Garamond Corpus is a typographic study based on Geoffroy
Tory’s book Champ Fleury from 1529. In his book he makes
remarkable comparisons with typography and the human proportions.
I’ve made two posters containing various studies of the twenty-three Latin letters, their
proportions and function in an anthropomorphic form. My purpose was to examine the individual letter, its shape and
typographic qualities. Our letters have many characteristics comparable to the
human: there’s big and small letters, thin and fat, there’s an indication of
movement in the italic letter and every upper-case letter has a younger
sibling, the lower-case. Further there’s in every typeface something we call
families, and typographic styles can be seen as races with different qualities

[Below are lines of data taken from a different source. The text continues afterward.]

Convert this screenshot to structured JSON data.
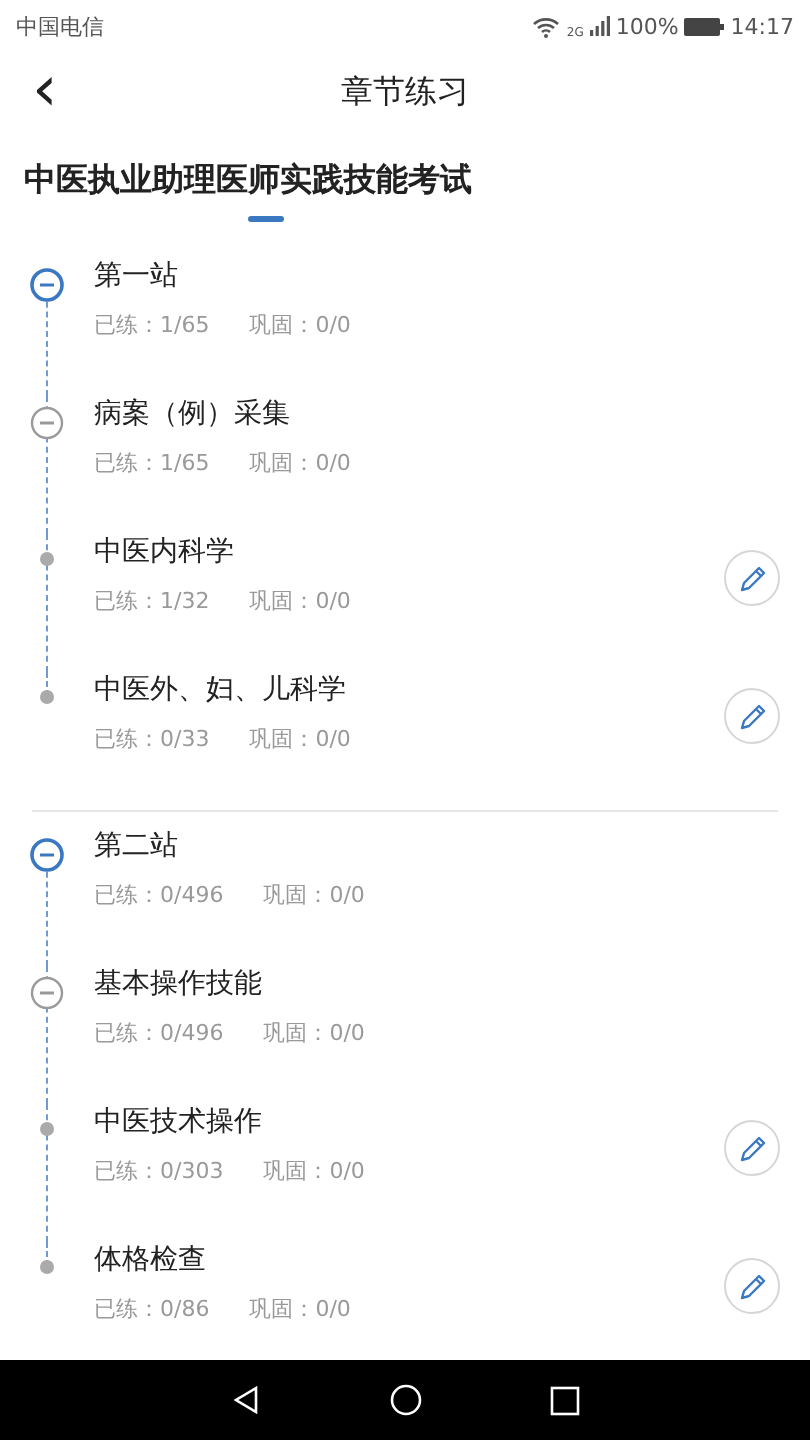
{
  "status_bar": {
    "carrier": "中国电信",
    "network": "2G",
    "battery": "100%",
    "time": "14:17"
  },
  "header": {
    "back": "‹",
    "title": "章节练习"
  },
  "exam": {
    "title": "中医执业助理医师实践技能考试"
  },
  "sections": [
    {
      "title": "第一站",
      "practiced": "已练：1/65",
      "consolidated": "巩固：0/0",
      "expanded": true,
      "children": [
        {
          "title": "病案（例）采集",
          "practiced": "已练：1/65",
          "consolidated": "巩固：0/0",
          "expanded": true,
          "children": [
            {
              "title": "中医内科学",
              "practiced": "已练：1/32",
              "consolidated": "巩固：0/0"
            },
            {
              "title": "中医外、妇、儿科学",
              "practiced": "已练：0/33",
              "consolidated": "巩固：0/0"
            }
          ]
        }
      ]
    },
    {
      "title": "第二站",
      "practiced": "已练：0/496",
      "consolidated": "巩固：0/0",
      "expanded": true,
      "children": [
        {
          "title": "基本操作技能",
          "practiced": "已练：0/496",
          "consolidated": "巩固：0/0",
          "expanded": true,
          "children": [
            {
              "title": "中医技术操作",
              "practiced": "已练：0/303",
              "consolidated": "巩固：0/0"
            },
            {
              "title": "体格检查",
              "practiced": "已练：0/86",
              "consolidated": "巩固：0/0"
            }
          ]
        }
      ]
    }
  ]
}
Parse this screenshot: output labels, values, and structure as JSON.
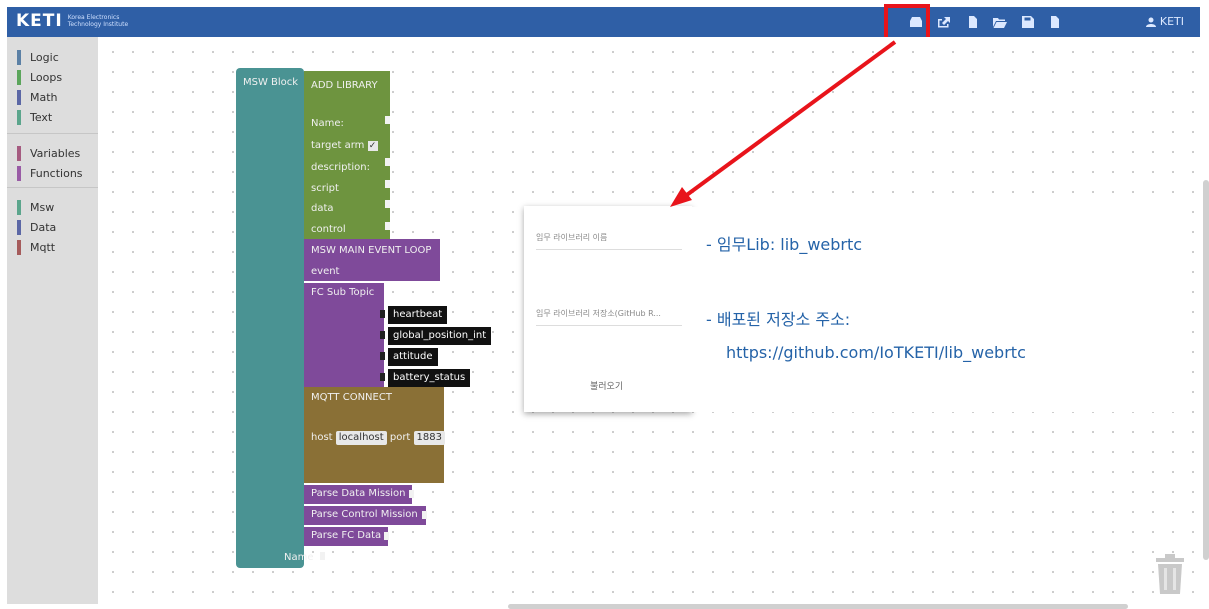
{
  "header": {
    "logo_text": "KETI",
    "logo_subtitle_line1": "Korea Electronics",
    "logo_subtitle_line2": "Technology Institute",
    "user_label": "KETI",
    "bg_color": "#2f5fa6",
    "toolbar_icons": [
      "load-library-icon",
      "export-icon",
      "new-file-icon",
      "open-folder-icon",
      "save-icon",
      "save-as-icon"
    ]
  },
  "sidebar": {
    "categories": [
      {
        "label": "Logic",
        "color": "#5b80a5"
      },
      {
        "label": "Loops",
        "color": "#5ba55b"
      },
      {
        "label": "Math",
        "color": "#5b67a5"
      },
      {
        "label": "Text",
        "color": "#5ba58c"
      },
      {
        "label": "Variables",
        "color": "#a55b80"
      },
      {
        "label": "Functions",
        "color": "#995ba5"
      },
      {
        "label": "Msw",
        "color": "#5ba58c"
      },
      {
        "label": "Data",
        "color": "#5b67a5"
      },
      {
        "label": "Mqtt",
        "color": "#a55b5b"
      }
    ]
  },
  "blocks": {
    "msw_block": {
      "title": "MSW Block",
      "name_label": "Name",
      "color": "#4a9393"
    },
    "add_library": {
      "title": "ADD LIBRARY",
      "fields": [
        "Name:",
        "target  arm",
        "description:",
        "script",
        "data",
        "control"
      ],
      "color": "#6e943f"
    },
    "main_event_loop": {
      "title": "MSW MAIN EVENT LOOP",
      "event_label": "event",
      "color": "#7f4a9a"
    },
    "fc_sub_topic": {
      "title": "FC Sub Topic",
      "topics": [
        "heartbeat",
        "global_position_int",
        "attitude",
        "battery_status"
      ],
      "color": "#7f4a9a"
    },
    "mqtt_connect": {
      "title": "MQTT CONNECT",
      "host_label": "host",
      "host_value": "localhost",
      "port_label": "port",
      "port_value": "1883",
      "color": "#8a7036"
    },
    "parse_data": "Parse Data Mission",
    "parse_control": "Parse Control Mission",
    "parse_fc": "Parse FC Data"
  },
  "dialog": {
    "field1_placeholder": "임무 라이브러리 이름",
    "field2_placeholder": "임무 라이브러리 저장소(GitHub R...",
    "load_button": "불러오기"
  },
  "callout": {
    "line1": "- 임무Lib: lib_webrtc",
    "line2": "- 배포된 저장소 주소:",
    "line3": "https://github.com/IoTKETI/lib_webrtc",
    "text_color": "#2563a8"
  },
  "annotation": {
    "color": "#e8141b"
  }
}
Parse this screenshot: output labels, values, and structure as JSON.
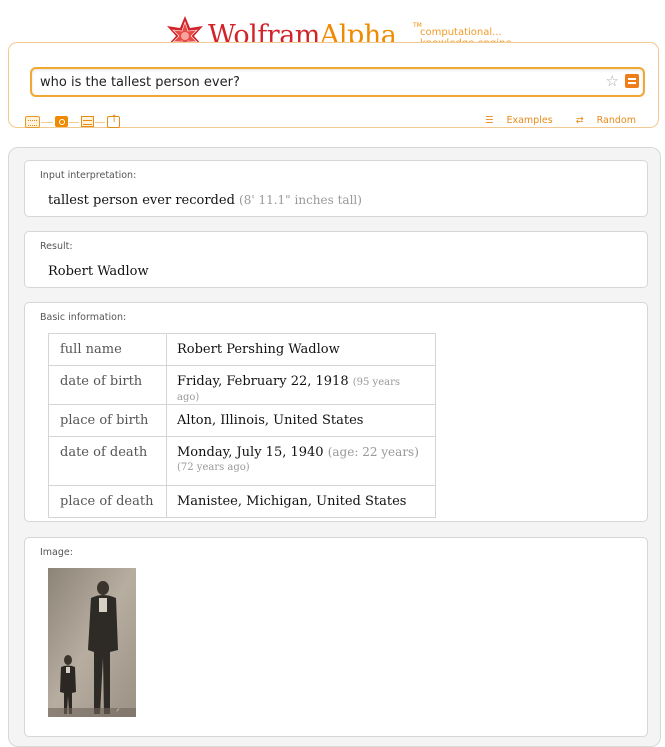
{
  "logo": {
    "part1": "Wolfram",
    "part2": "Alpha",
    "tm": "TM",
    "tagline1": "computational...",
    "tagline2": "knowledge engine"
  },
  "search": {
    "query": "who is the tallest person ever?"
  },
  "links": {
    "examples": "Examples",
    "random": "Random"
  },
  "pods": {
    "input": {
      "title": "Input interpretation:",
      "text": "tallest person ever recorded",
      "note": "(8' 11.1\" inches tall)"
    },
    "result": {
      "title": "Result:",
      "text": "Robert Wadlow"
    },
    "basic": {
      "title": "Basic information:",
      "rows": [
        {
          "key": "full name",
          "value": "Robert Pershing Wadlow",
          "note": ""
        },
        {
          "key": "date of birth",
          "value": "Friday, February 22, 1918",
          "note": "(95 years ago)"
        },
        {
          "key": "place of birth",
          "value": "Alton, Illinois, United States",
          "note": ""
        },
        {
          "key": "date of death",
          "value": "Monday, July 15, 1940",
          "age": "(age: 22 years)",
          "note": "(72 years ago)"
        },
        {
          "key": "place of death",
          "value": "Manistee, Michigan, United States",
          "note": ""
        }
      ]
    },
    "image": {
      "title": "Image:"
    }
  },
  "colors": {
    "brand_red": "#d2232a",
    "brand_orange": "#f08a00"
  }
}
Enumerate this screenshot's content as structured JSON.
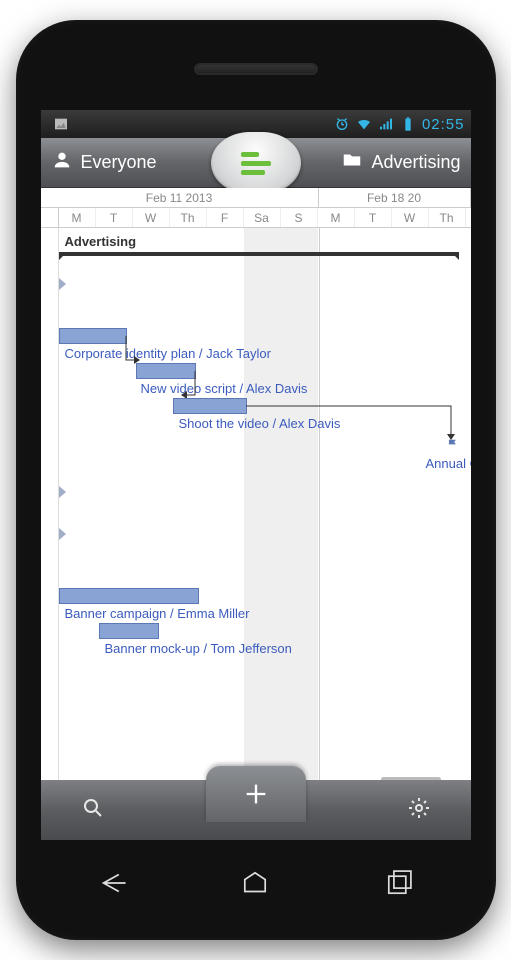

and history. Within the field of typography we
have a definition for the different parts of the letter which is called
the anatomy of the typeface and partly reminds of our own anatomy: the letters
have arms and legs, eyes and ears, spines et cetera.
The title of this project, Garamond
Corpus has a double definition and besides its Latin meaning, “Body of
Garamond”, corpus is also a typographic measurement that is equivalent to ten
points. Garamond was Tory’s greatest pupil and was therefore chosen to be the
foundation for my research.
can also be seen as a deconstruction of the letters roll as a representative of the language and places the
letter in a new context, as something organic and alive.